The school has grown steadily since its inception in 1975, starting with the renovation of an existing church on the site,
and adding more renovated structures as it grew. Miller Hull reviewed with Bertschi their existing facilities and developed
a phased renovation and master plan program for their entire site. With the completion of the new Bertschi
Center, the school now occupies the east side of an entire block along a busy neighborhood street. The scale of the distinctive
concrete form on the east facade of the new building on the south of campus acts as a counterpoint to the old church steeple on
the north, anchoring the edges of the school with iconic elements. It contains a large glazed opening that allows views into the
gym/performance space and reflects to the community the activities within the school. The 12,290 SF building also contains art
and music classrooms, an art gallery and below grade parking. An internal site walkway provides a
safe link to new and existing play areas and buildings, pulling the entire campus together. A parent and staff passion for native
habitat helped influence a design which fosters urban wildlife and provides areas for outdoor education and a connection to nature
that is often missing on school sites. Large roll up glass doors open the gym to the all-weather synthetic turf playfield which
eliminates irrigation, minimizes maintenance costs and allows all school events to take place here.
Miller Hull worked with the students to focus on other sustainable strategies. There is a high degree of environmental consciousness
among the children, which has been fostered by the teachers. All of the sustainable features of the building and it’s systems are
recorded and made available to the children as part of the curriculum thru a touch screen monitor located in the art gallery. A
rain water harvesting system stores roof runoff in large cisterns; one, below grade in the parking garage and two others, above

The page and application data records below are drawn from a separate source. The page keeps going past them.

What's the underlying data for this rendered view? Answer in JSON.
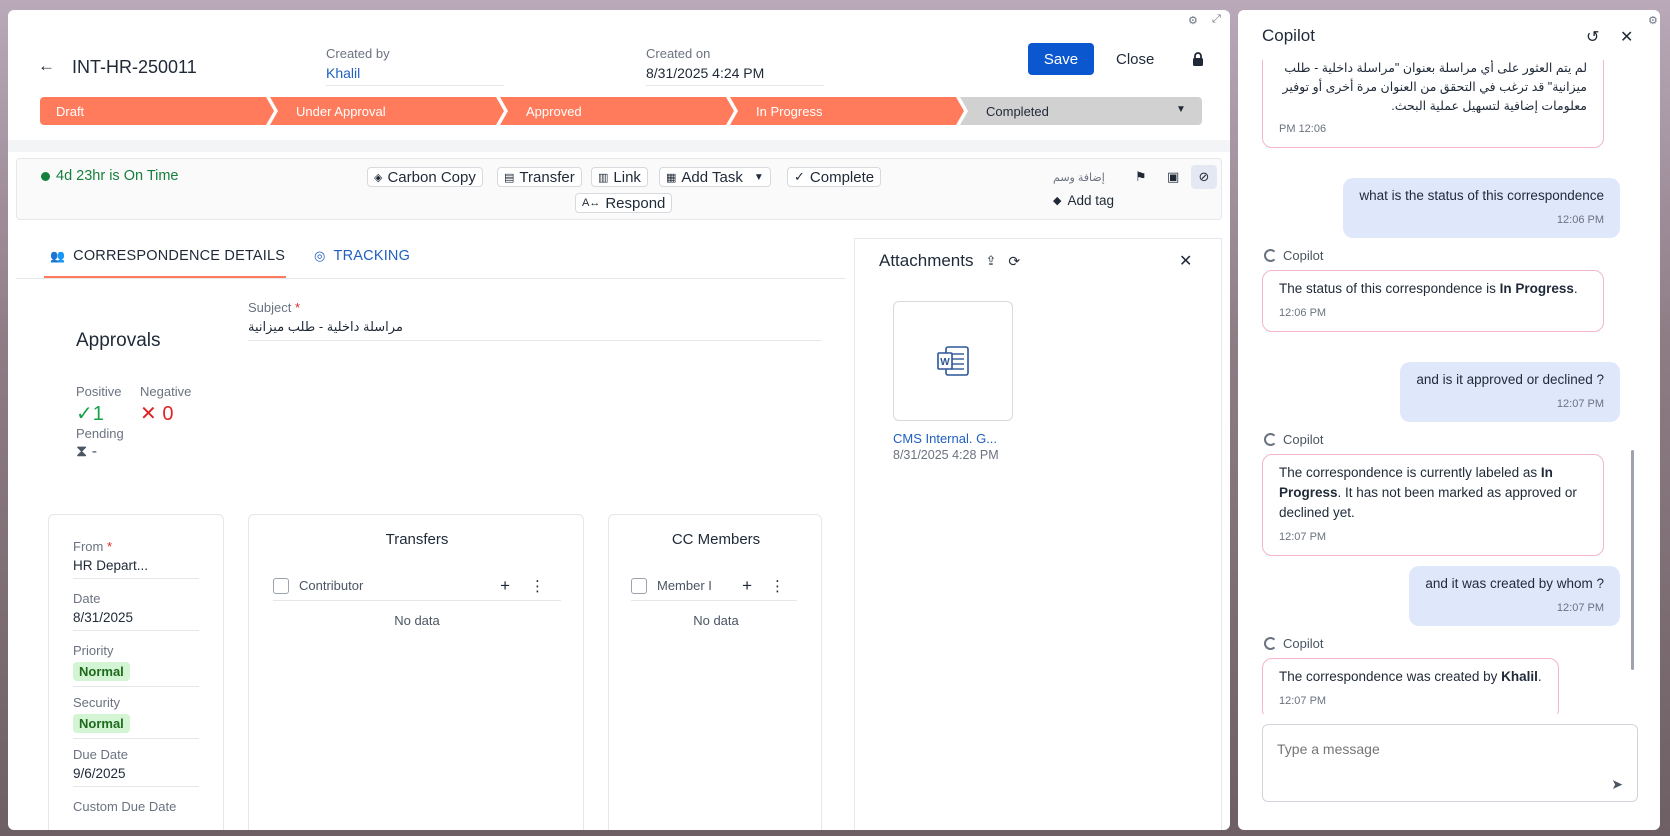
{
  "header": {
    "doc_id": "INT-HR-250011",
    "created_by_label": "Created by",
    "created_by": "Khalil",
    "created_on_label": "Created on",
    "created_on": "8/31/2025 4:24 PM",
    "save_label": "Save",
    "close_label": "Close"
  },
  "stepper": {
    "steps": [
      "Draft",
      "Under Approval",
      "Approved",
      "In Progress",
      "Completed"
    ]
  },
  "actions": {
    "sla": "4d 23hr is On Time",
    "carbon_copy": "Carbon Copy",
    "transfer": "Transfer",
    "link": "Link",
    "add_task": "Add Task",
    "complete": "Complete",
    "respond": "Respond",
    "tag_arabic": "إضافة وسم",
    "add_tag": "Add tag"
  },
  "tabs": {
    "details": "CORRESPONDENCE DETAILS",
    "tracking": "TRACKING"
  },
  "details": {
    "subject_label": "Subject",
    "subject": "مراسلة داخلية - طلب ميزانية",
    "approvals_title": "Approvals",
    "positive_label": "Positive",
    "positive": "1",
    "negative_label": "Negative",
    "negative": "0",
    "pending_label": "Pending",
    "pending": "-",
    "from_label": "From",
    "from": "HR Depart...",
    "date_label": "Date",
    "date": "8/31/2025",
    "priority_label": "Priority",
    "priority": "Normal",
    "security_label": "Security",
    "security": "Normal",
    "due_date_label": "Due Date",
    "due_date": "9/6/2025",
    "custom_due_label": "Custom Due Date",
    "transfers_title": "Transfers",
    "transfers_col": "Contributor",
    "transfers_empty": "No data",
    "cc_title": "CC Members",
    "cc_col": "Member I",
    "cc_empty": "No data"
  },
  "attachments": {
    "title": "Attachments",
    "file_name": "CMS Internal. G...",
    "file_date": "8/31/2025 4:28 PM"
  },
  "copilot": {
    "title": "Copilot",
    "sender": "Copilot",
    "m0_text": "لم يتم العثور على أي مراسلة بعنوان \"مراسلة داخلية - طلب ميزانية\" قد ترغب في التحقق من العنوان مرة أخرى أو توفير معلومات إضافية لتسهيل عملية البحث.",
    "m0_time": "12:06 PM",
    "m1_text": "what is the status of this correspondence",
    "m1_time": "12:06 PM",
    "m2_a": "The status of this correspondence is ",
    "m2_b": "In Progress",
    "m2_c": ".",
    "m2_time": "12:06 PM",
    "m3_text": "and is it approved or declined ?",
    "m3_time": "12:07 PM",
    "m4_a": "The correspondence is currently labeled as ",
    "m4_b": "In Progress",
    "m4_c": ". It has not been marked as approved or declined yet.",
    "m4_time": "12:07 PM",
    "m5_text": "and it was created by whom ?",
    "m5_time": "12:07 PM",
    "m6_a": "The correspondence was created by ",
    "m6_b": "Khalil",
    "m6_c": ".",
    "m6_time": "12:07 PM",
    "input_placeholder": "Type a message"
  },
  "colors": {
    "accent": "#0b57d0",
    "step_done": "#ff7b5c",
    "step_pending": "#d1d1d1",
    "success": "#16a34a",
    "danger": "#dc2626"
  }
}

grade in galvanized steel cisterns which have become playful forms in the play areas. Level indicators measure the amount of rainwater
stored and flow meters record the amount of rain water used for toilet flushing and irrigation to the native, drought tolerant landscape.
Photo voltaic panels displayed as tree-like elements are part of a renewable energy system which supplies 6.6% of the buildings energy requirements.
A weather station on the roof correlates daily conditions with energy use and production. A green roof covers the entry canopy.
A conscious effort was made to choose building and site materials that are sustainable and have the lowest long term impact on the environment.
Recycled and locally available materials were used and the life cycle of materials was also considered.
The project is LEED™ Gold certified.